Reaching out and engaging members of consumer-driven health plans (CDHPs) may help slightly, but if health insurers really want to make a dent on costs and quality they need to reach out to providers.
Case in point: A recent study called Are Primary Care Physicians Ready to Practice in a Consumer-Driven Environment? showed that most primary care physicians don't understand CDHPs and medical savings accounts, can't advise patients financially about procedures outside of their practices, and don't trust quality-of-care information on health insurers' Web sites.
"I think it's an open question about what role the doctors should play in these plans," says Craig Evan Pollack, MD, MHS, a Robert Wood Johnson Foundation clinical scholar at the University of Pennsylvania in Philadelphia and co-author of the study.
Less than half of 528 physicians surveyed said they are ready to discuss medical budgets with patients.

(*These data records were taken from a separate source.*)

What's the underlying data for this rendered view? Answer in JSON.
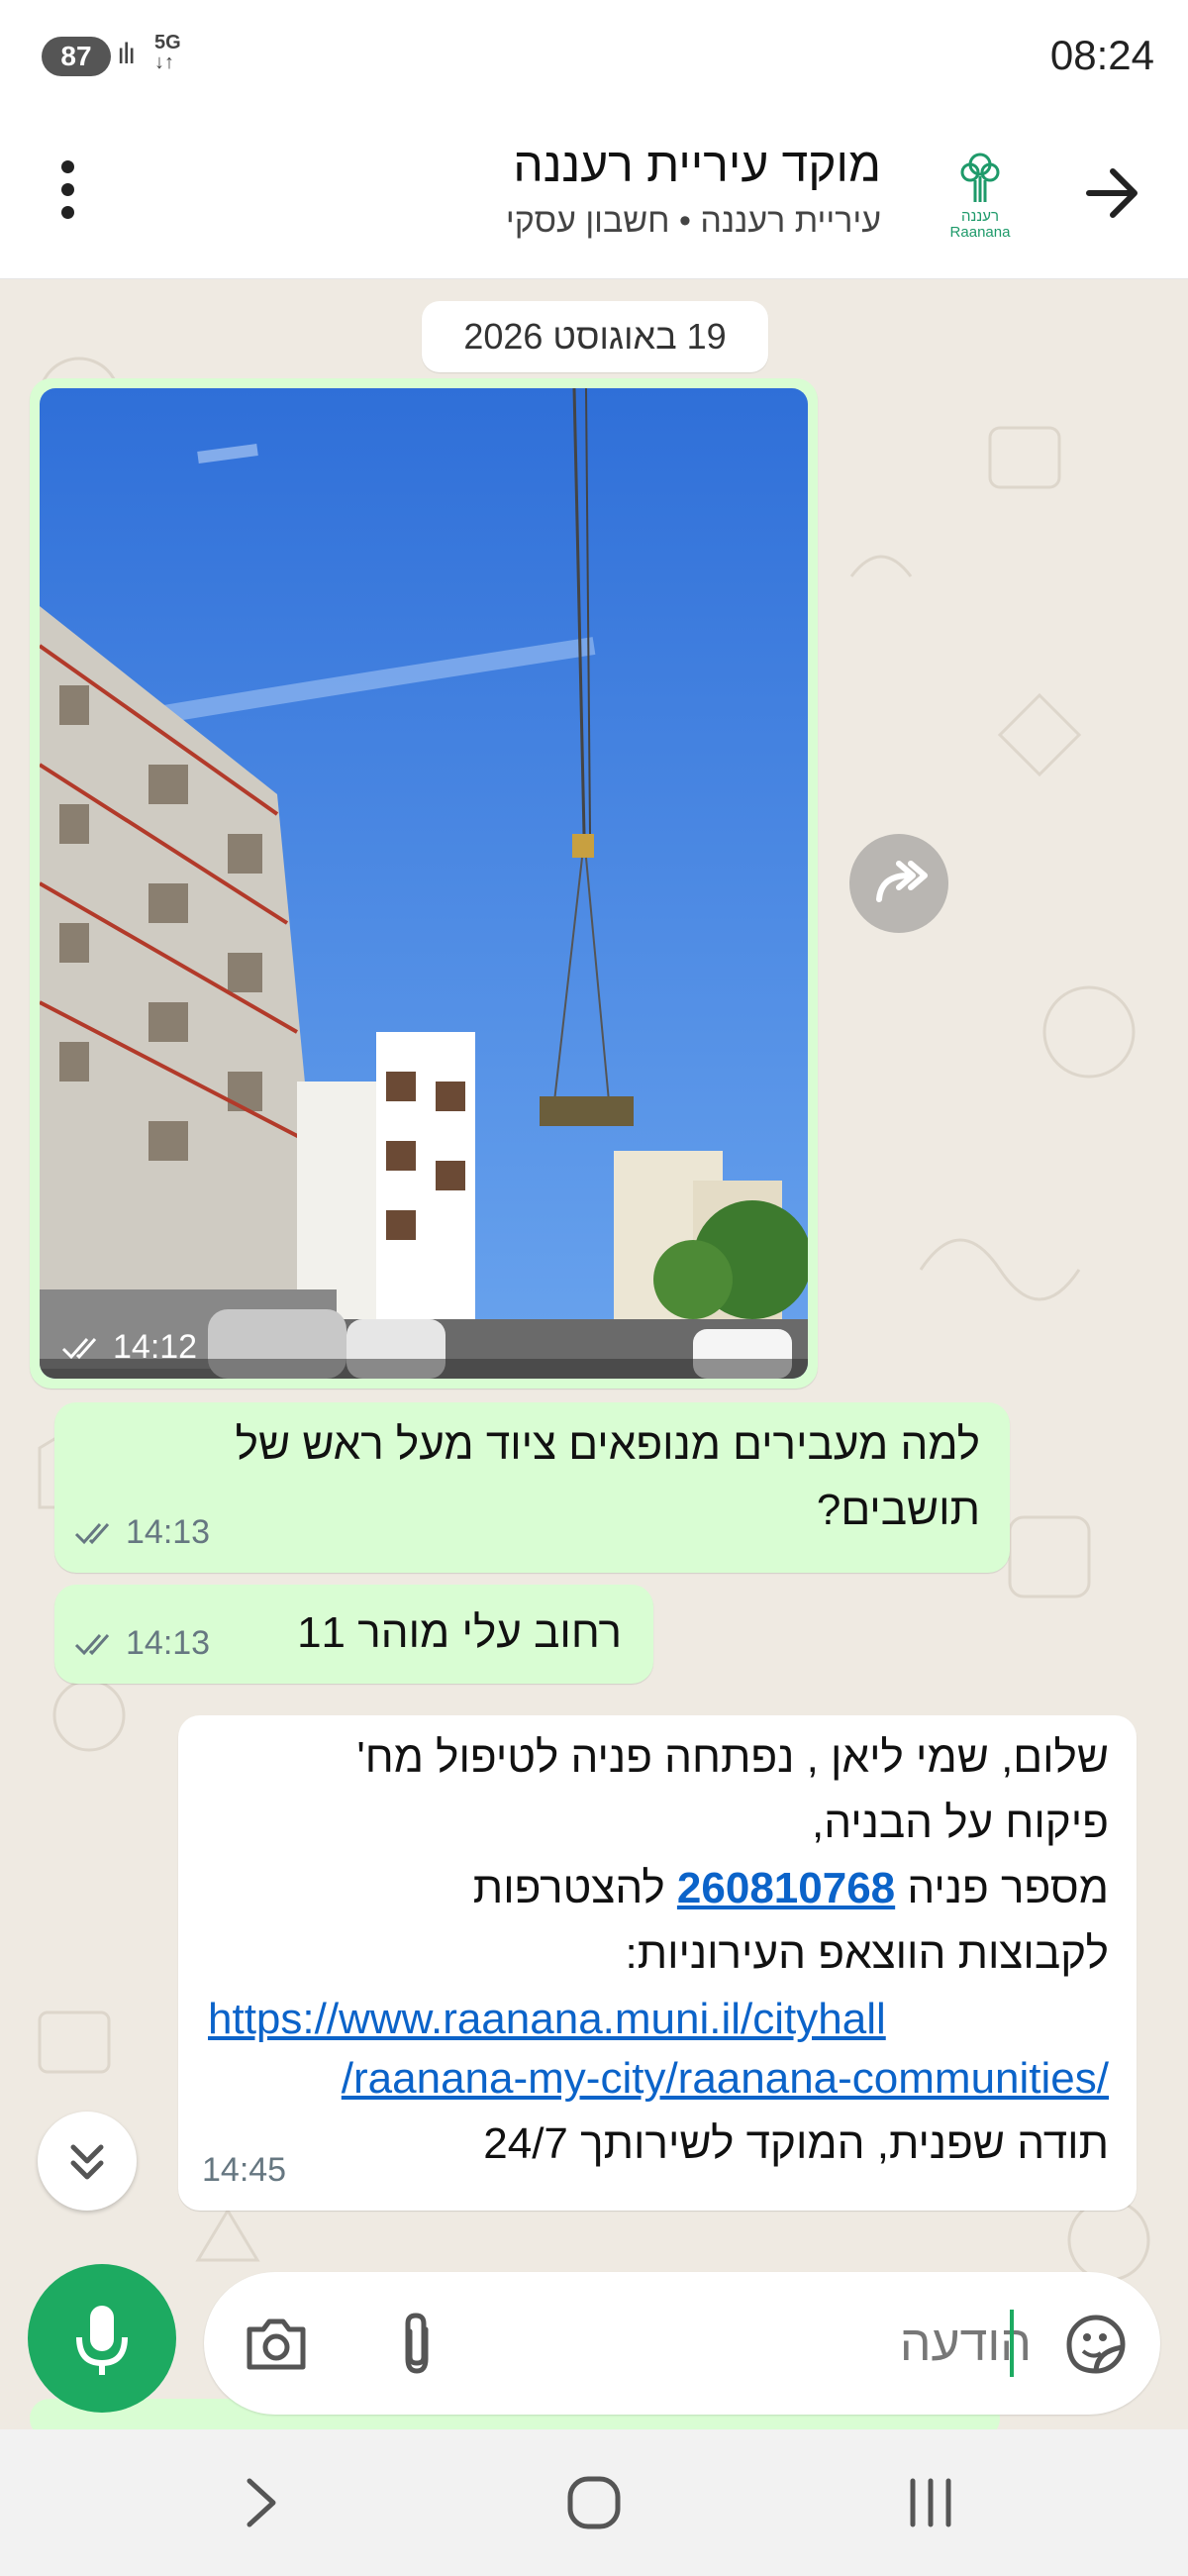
{
  "status_bar": {
    "battery": "87",
    "network": "5G",
    "time": "08:24"
  },
  "header": {
    "title": "מוקד עיריית רעננה",
    "subtitle": "עיריית רעננה • חשבון עסקי",
    "logo_text_he": "רעננה",
    "logo_text_en": "Raanana"
  },
  "chat": {
    "date_label": "19 באוגוסט 2026",
    "messages": [
      {
        "type": "image",
        "direction": "outgoing",
        "time": "14:12",
        "status": "read"
      },
      {
        "type": "text",
        "direction": "outgoing",
        "lines": [
          "למה מעבירים מנופאים ציוד  מעל ראש של",
          "תושבים?"
        ],
        "time": "14:13",
        "status": "read"
      },
      {
        "type": "text",
        "direction": "outgoing",
        "lines": [
          "רחוב עלי מוהר 11"
        ],
        "time": "14:13",
        "status": "read"
      },
      {
        "type": "text",
        "direction": "incoming",
        "line1": "שלום, שמי ליאן , נפתחה פניה לטיפול מח'",
        "line2": "פיקוח על הבניה,",
        "line3_prefix": "מספר פניה",
        "ticket_number": "260810768",
        "line3_suffix": "להצטרפות",
        "line4": "לקבוצות הווצאפ העירוניות:",
        "link_line1": "https://www.raanana.muni.il/cityhall",
        "link_line2": "/raanana-my-city/raanana-communities/",
        "line_last": "תודה שפנית, המוקד לשירותך 24/7",
        "time": "14:45"
      }
    ]
  },
  "input_bar": {
    "placeholder": "הודעה"
  },
  "colors": {
    "outgoing_bubble": "#d9fdd3",
    "incoming_bubble": "#ffffff",
    "chat_background": "#efeae2",
    "accent_green": "#1daa61",
    "link_blue": "#0b63c9",
    "read_ticks": "#667781"
  },
  "icons": {
    "back": "arrow-right-icon",
    "menu": "more-vertical-icon",
    "forward": "forward-icon",
    "scroll_down": "double-chevron-down-icon",
    "mic": "microphone-icon",
    "camera": "camera-icon",
    "attach": "paperclip-icon",
    "sticker": "sticker-icon"
  }
}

About four out of 10 surveyed said they had "low knowledge of CDHP cost sharing" and about one-third said they had "low knowledge of how medical savings accounts function."
The survey also found that physicians are comfortable advising patients on the costs of office visits, medications, and laboratory tests, but they were less comfortable educating patients about the financial impacts of procedures outside of their practices, including specialist visits and hospitalizations.
In another sobering finding, less than one in 10 physicians surveyed trust quality-of-care information on health insurers' Web sites. Sites that compare quality and costs are seen as an important component of CDHPs because they allow consumers to make educated decisions. Without doctors' support though, health plans can't expect these sites to become part of point-of-care discussions between physicians and patients.
These findings should concern health plan leaders. Here's why:
"I think the transparency of price information is something that I know insurers are actively working on and I think it's going to be increasingly important under these plans to have that information at the point of service," says Pollack.
Sander Domaszewicz, principal at Mercer in Newport Beach, CA, says physicians delivering the message of healthcare finances holds promise. For instance, physicians can recommend less costly alternatives, such as x-rays rather than MRIs when appropriate. Without physician participation, health plans can expect only marginal cost reductions, says Domaszewicz.
Part of the problem is that physicians are already swamped. If given the choice between whether to stay abreast on medicine or financial planning, the doctor is going to choose the former every time. Plus, for doctors who want to understand their patients' health plan options, there are simply too many plans to keep track.
What's a doc to do?
There are technological solutions, including point-of-care kiosks that provide information about patient out-of-pocket costs. A recent white paper published by Fifth Third Bank in Cincinnati listed two products that physicians believe will help:
Meanwhile, the researchers in Pollack's study suggested health plans and employers educate physicians about deductibles, cost sharing, and medical savings accounts.
Those suggestions coupled with the Fifth Third Bank white paper's wish list are steps in the right direction. There is mistrust on both sides, but if health plans expect CDHPs to succeed they need physicians onboard. That goes beyond a quarterly newsletter about healthcare finances and a greater emphasis on continuous education and technology solutions.
Getting the physicians involved is the only way CDHPs will ultimately live up to their potential.